- [PROMPT] Without changing a word, copy every line of the listing below and leave out the images.

─── DATA ───

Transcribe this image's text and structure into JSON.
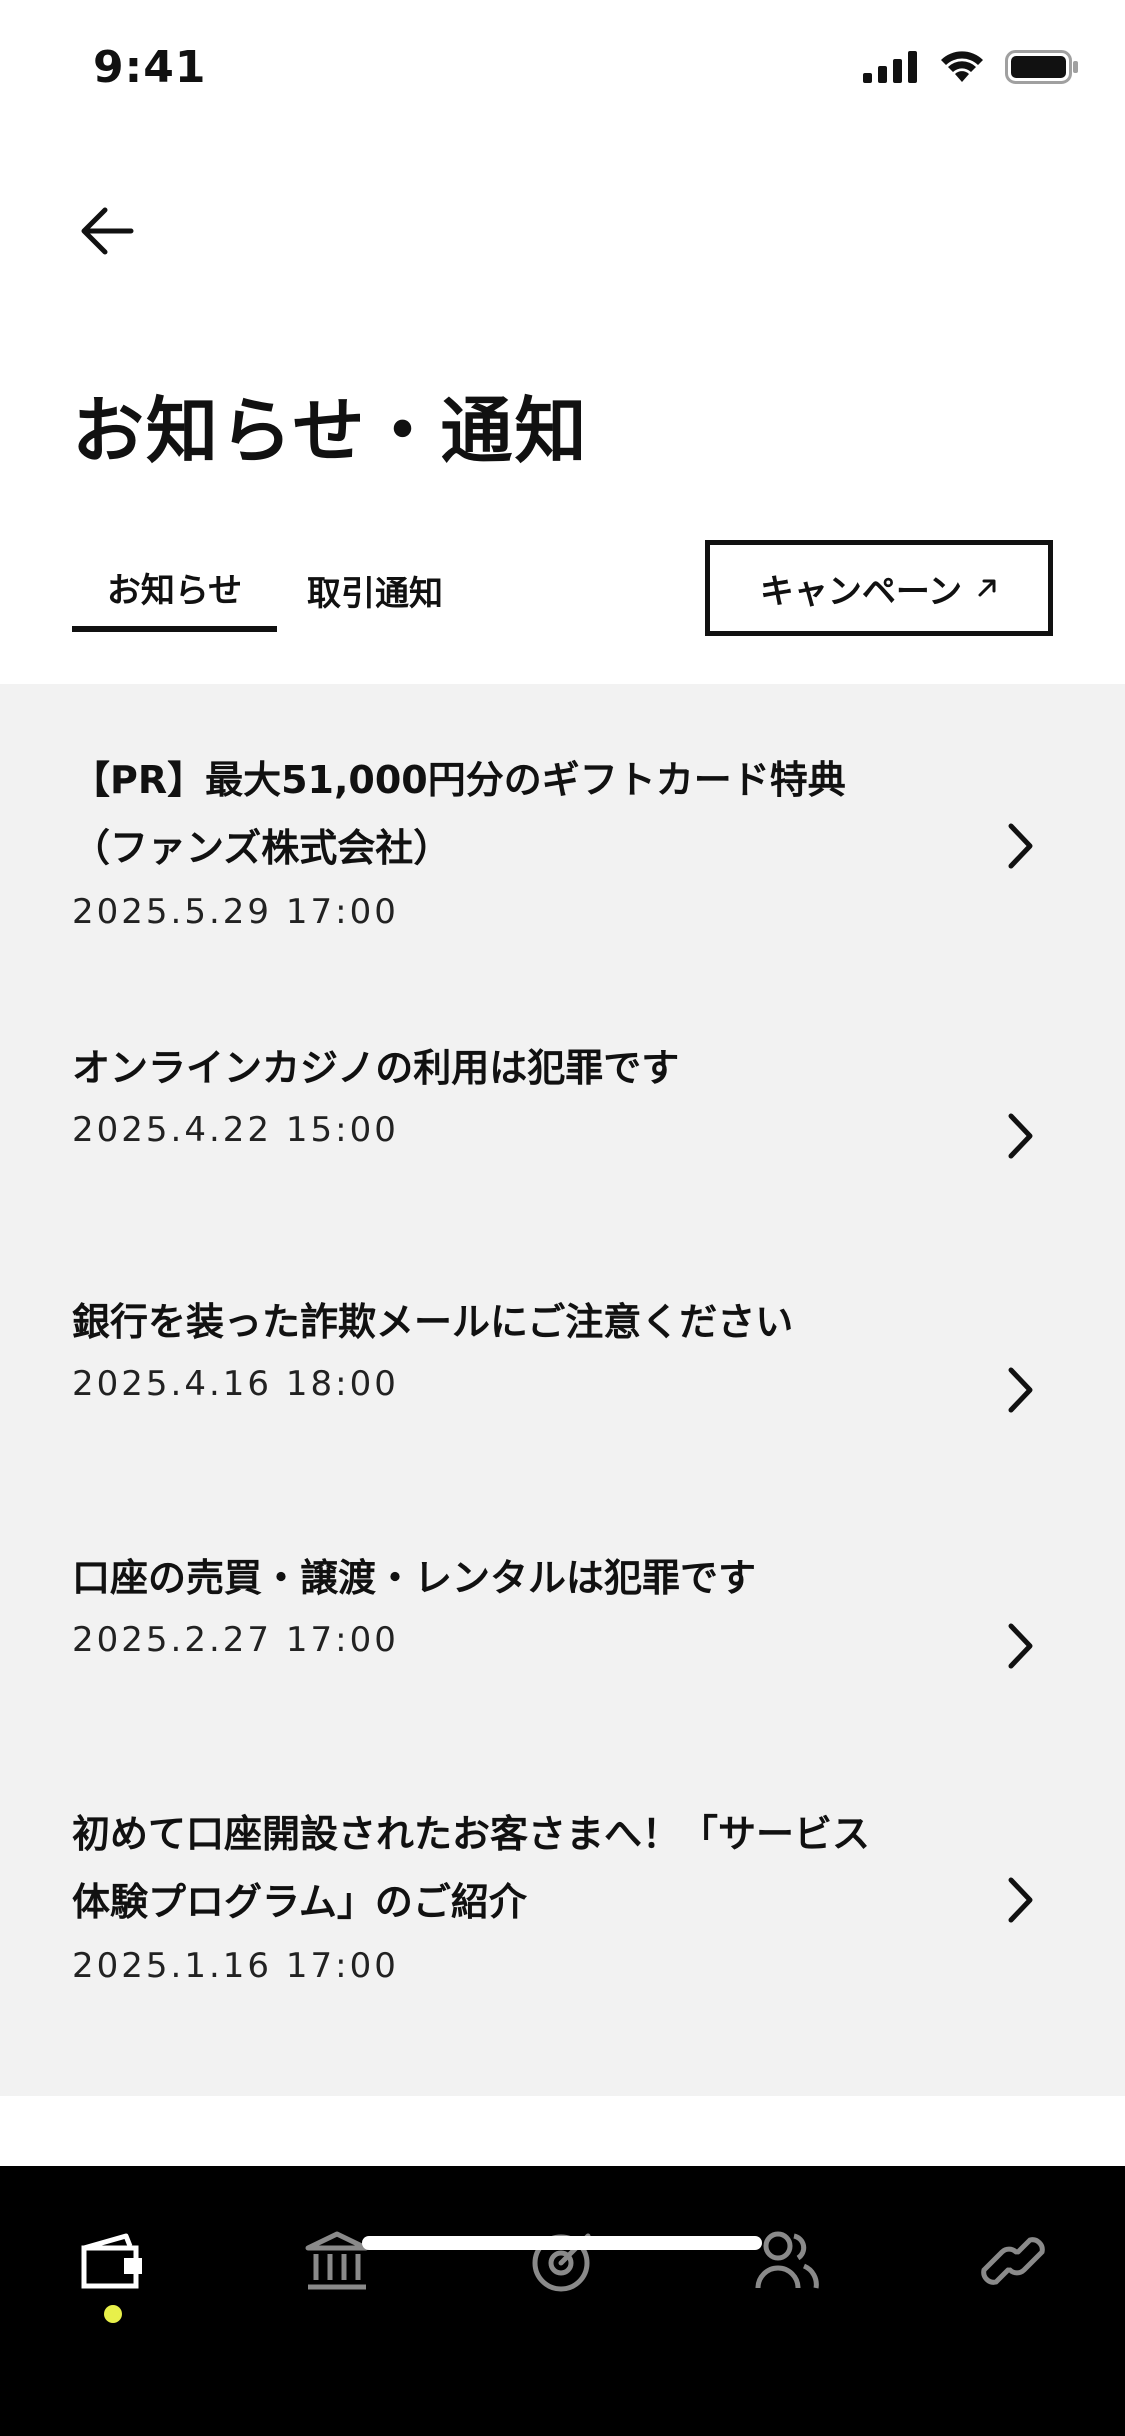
{
  "status_bar": {
    "time": "9:41"
  },
  "header": {
    "title": "お知らせ・通知"
  },
  "tabs": [
    {
      "label": "お知らせ",
      "active": true
    },
    {
      "label": "取引通知",
      "active": false
    }
  ],
  "campaign": {
    "label": "キャンペーン",
    "icon": "external-arrow-icon"
  },
  "news": [
    {
      "title": "【PR】最大51,000円分のギフトカード特典\n（ファンズ株式会社）",
      "date": "2025.5.29 17:00"
    },
    {
      "title": "オンラインカジノの利用は犯罪です",
      "date": "2025.4.22 15:00"
    },
    {
      "title": "銀行を装った詐欺メールにご注意ください",
      "date": "2025.4.16 18:00"
    },
    {
      "title": "口座の売買・譲渡・レンタルは犯罪です",
      "date": "2025.2.27 17:00"
    },
    {
      "title": "初めて口座開設されたお客さまへ！「サービス\n体験プログラム」のご紹介",
      "date": "2025.1.16 17:00"
    }
  ],
  "bottom_nav": {
    "items": [
      "wallet-icon",
      "bank-icon",
      "target-icon",
      "people-icon",
      "link-icon"
    ],
    "active_index": 0,
    "colors": {
      "active": "#ffffff",
      "inactive": "#8a8a8a",
      "dot": "#e8f04a",
      "background": "#000000"
    }
  }
}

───

- [RESULT OF THIS TASK]
Transcribe this image's text and structure into JSON.
{
  "status_bar": {
    "time": "9:41"
  },
  "header": {
    "title": "お知らせ・通知"
  },
  "tabs": [
    {
      "label": "お知らせ",
      "active": true
    },
    {
      "label": "取引通知",
      "active": false
    }
  ],
  "campaign": {
    "label": "キャンペーン",
    "icon": "external-arrow-icon"
  },
  "news": [
    {
      "title": "【PR】最大51,000円分のギフトカード特典\n（ファンズ株式会社）",
      "date": "2025.5.29 17:00"
    },
    {
      "title": "オンラインカジノの利用は犯罪です",
      "date": "2025.4.22 15:00"
    },
    {
      "title": "銀行を装った詐欺メールにご注意ください",
      "date": "2025.4.16 18:00"
    },
    {
      "title": "口座の売買・譲渡・レンタルは犯罪です",
      "date": "2025.2.27 17:00"
    },
    {
      "title": "初めて口座開設されたお客さまへ！「サービス\n体験プログラム」のご紹介",
      "date": "2025.1.16 17:00"
    }
  ],
  "bottom_nav": {
    "items": [
      "wallet-icon",
      "bank-icon",
      "target-icon",
      "people-icon",
      "link-icon"
    ],
    "active_index": 0,
    "colors": {
      "active": "#ffffff",
      "inactive": "#8a8a8a",
      "dot": "#e8f04a",
      "background": "#000000"
    }
  }
}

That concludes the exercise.